President Donald J. Trump's Effect on Small Business

President Donald J. Trump's Effect on Small Business

Bloomberg reports a remarkable rise in confidence among American small business owners since the presidential election. Record numbers of companies “plan to increase investment and keep hiring, which reflects optimism surrounding Donald Trump’s plans of spurring the economy through deregulation, tax reform, and infrastructure spending.”

It’s encouraging to see optimism among the small business community, but probably too early to know how President-Elect Trump’s policies will impact small businesses overall. We’ve never had a president with no public service track record. Most presidents are trapped, to a certain extent, by what they’ve done previously in their political career.

They can claim to support small businesses, but if they have a history of supporting policies antithetical to that claim, we can forecast bad news for entrepreneurs with a certain amount of confidence (the same goes for the reverse). With Trump, we simply don’t know.

If Trump follows through with his plans, it seems reasonable to predict:

  • Rolled back regulations and a simplified tax code will make it easier to operate as a small business owner. This may encourage more people to jump into small business and will energize and strengthen those already involved.
  • Lowered taxes will allow small business owners to invest more in their businesses, put more money in their own pockets, and hire more employees.
  • If Obamacare is changed/replaced, it may lead to lowered employer health costs (Nav’s have increased somewhere around 35% from last year alone.) On the other hand, those drops may not be as significant as one might expect, because one of the biggest costs of Obamacare is the mandate to cover pre-existing conditions, which Trump supports.
  • Overall, decreased regulations should benefit small businesses. The CFPB, for example, has seemingly unlimited power and has indicated it will begin to regulate online lending. Licensing and compliance related to lending are already highly complicated, and will only become more so with added red tape from the federal government.

The Appeal of the Underdog

I believe that Trump’s popularity among small business owners can be tied to his narrative as much as to his policies. Nobody—on either side of the aisle—believed that Trump would get elected but Trump himself. Many small business owners find themselves facing the same kind of doubt when they start out.

Conventional wisdom says that starting a small business is a bad idea. It tells you to go to college, find a safe, secure job with good benefits, and stay the course until retirement. And it’s conventional wisdom for a reason—statistically speaking, it’s the best course to follow.

Trump’s rebel, outsider persona, like it or not, probably resonated with a lot of people who felt like no one believed in them. He appealed to the underdog. It’s not hard to imagine why, if you’re a small business owner who’s been struggling for ten years under a crushing load of labyrinthine taxes and regulations, Trump’s message of “I’m going to make life better for you—I am you,” would resonate.

It’s true that Trump is a billionaire, but the total opposition he faced throughout his campaign swept that fact aside for many. He crushed two national parties, stymied the mainstream media, and upended hundreds of years of political tradition, seemingly all on his lonesome.

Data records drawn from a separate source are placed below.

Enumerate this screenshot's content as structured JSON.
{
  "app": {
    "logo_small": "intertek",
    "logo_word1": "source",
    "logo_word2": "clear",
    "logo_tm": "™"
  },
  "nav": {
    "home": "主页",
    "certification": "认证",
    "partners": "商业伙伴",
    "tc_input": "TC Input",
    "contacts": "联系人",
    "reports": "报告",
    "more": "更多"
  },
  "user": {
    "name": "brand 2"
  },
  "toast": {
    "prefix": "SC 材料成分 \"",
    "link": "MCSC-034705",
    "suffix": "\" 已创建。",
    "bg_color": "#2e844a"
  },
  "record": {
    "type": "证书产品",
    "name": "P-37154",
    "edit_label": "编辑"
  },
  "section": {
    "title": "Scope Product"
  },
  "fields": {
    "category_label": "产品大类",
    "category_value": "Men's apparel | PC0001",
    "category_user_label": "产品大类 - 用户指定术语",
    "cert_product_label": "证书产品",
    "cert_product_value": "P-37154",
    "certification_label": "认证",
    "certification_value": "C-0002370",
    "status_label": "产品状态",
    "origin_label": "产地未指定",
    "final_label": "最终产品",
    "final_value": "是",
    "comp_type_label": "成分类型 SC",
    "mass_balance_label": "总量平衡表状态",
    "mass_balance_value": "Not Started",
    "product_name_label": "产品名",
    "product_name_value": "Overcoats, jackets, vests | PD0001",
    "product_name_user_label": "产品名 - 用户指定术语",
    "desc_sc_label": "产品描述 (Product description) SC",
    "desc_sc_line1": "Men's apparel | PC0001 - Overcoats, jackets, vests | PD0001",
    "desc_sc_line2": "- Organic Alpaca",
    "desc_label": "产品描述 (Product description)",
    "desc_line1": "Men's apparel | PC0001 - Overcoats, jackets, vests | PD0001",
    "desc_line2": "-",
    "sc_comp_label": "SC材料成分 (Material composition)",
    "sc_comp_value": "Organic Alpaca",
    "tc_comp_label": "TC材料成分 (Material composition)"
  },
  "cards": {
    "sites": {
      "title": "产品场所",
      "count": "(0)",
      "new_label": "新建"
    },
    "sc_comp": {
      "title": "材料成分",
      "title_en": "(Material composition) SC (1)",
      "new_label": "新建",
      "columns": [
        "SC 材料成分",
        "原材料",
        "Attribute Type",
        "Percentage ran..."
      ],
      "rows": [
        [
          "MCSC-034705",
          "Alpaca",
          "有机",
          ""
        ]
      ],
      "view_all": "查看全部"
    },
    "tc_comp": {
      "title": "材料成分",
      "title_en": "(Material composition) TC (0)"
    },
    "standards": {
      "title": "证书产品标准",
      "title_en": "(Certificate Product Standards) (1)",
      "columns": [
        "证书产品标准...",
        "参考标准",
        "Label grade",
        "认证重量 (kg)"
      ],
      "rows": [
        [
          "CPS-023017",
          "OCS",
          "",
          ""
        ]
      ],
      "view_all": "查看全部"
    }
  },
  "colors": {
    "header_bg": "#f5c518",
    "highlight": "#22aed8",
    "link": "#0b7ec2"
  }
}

Combine this with his small business-friendly message, and it’s not surprising that people started overlooking the more controversial aspects of his character and became willing to make a tradeoff. At the end of the day, it’s their livelihood—their ability to put food on the table—that’s their ultimate concern. For too many years, their national leaders gave them more of the same. Whatever Trump is, he is definitely not the same.

Besides, the government itself has made it too easy for people to view it as an obstacle to their success. A story from my own early days in my small business might illustrate this point.

Power and Accountability

My first business was a sign company. One winter, I was installing an electric sign at a pizza restaurant when I saw a car pull up. I was about 20 feet up in the air at the time, standing in a basket attached to the arm of my boom truck.

A man got out of the car, walked over, and gestured for me to come down. Once I did, he told me that he was a representative of OSHA and that I was wearing the wrong kind of safety belt. I needed a three-point harness in order to continue working, he said.

I informed him that he was incorrect—safety regulations vary according to the type of contractor you are, and I knew I was in compliance—but it was pointless to argue. He fined me $500 dollars and shut down the work site.

I lost a full day of production for my crew and was forced to spend another day proving to the bureaucrats at OSHA that their agent had errored. I wasted money on a piece of safety equipment I didn’t need and estimate that I lost about $2,000 dollars in total.

It wasn’t the end of the world, but to a guy with a new wife and kid working 24-7 just to keep his head above water, it was immensely frustrating. And when I walked away from OSHA without so much as an apology, with the agent who made the mistake not held accountable, it left a sour taste in my mouth, a sense that I couldn’t trust the officials supposedly in my corner.

I didn’t vote for Trump, and I don’t pretend to know how his presidency will ultimately impact small businesses in this country. I hope it’s for the best—we need small businesses to be strong in order to thrive. Whatever the case may be, one of the main lessons we can derive from Trump’s rise is that when ordinary people start to see the system as a hindrance rather than a help, they’re eventually going to send that system a message—in this case, a loud one.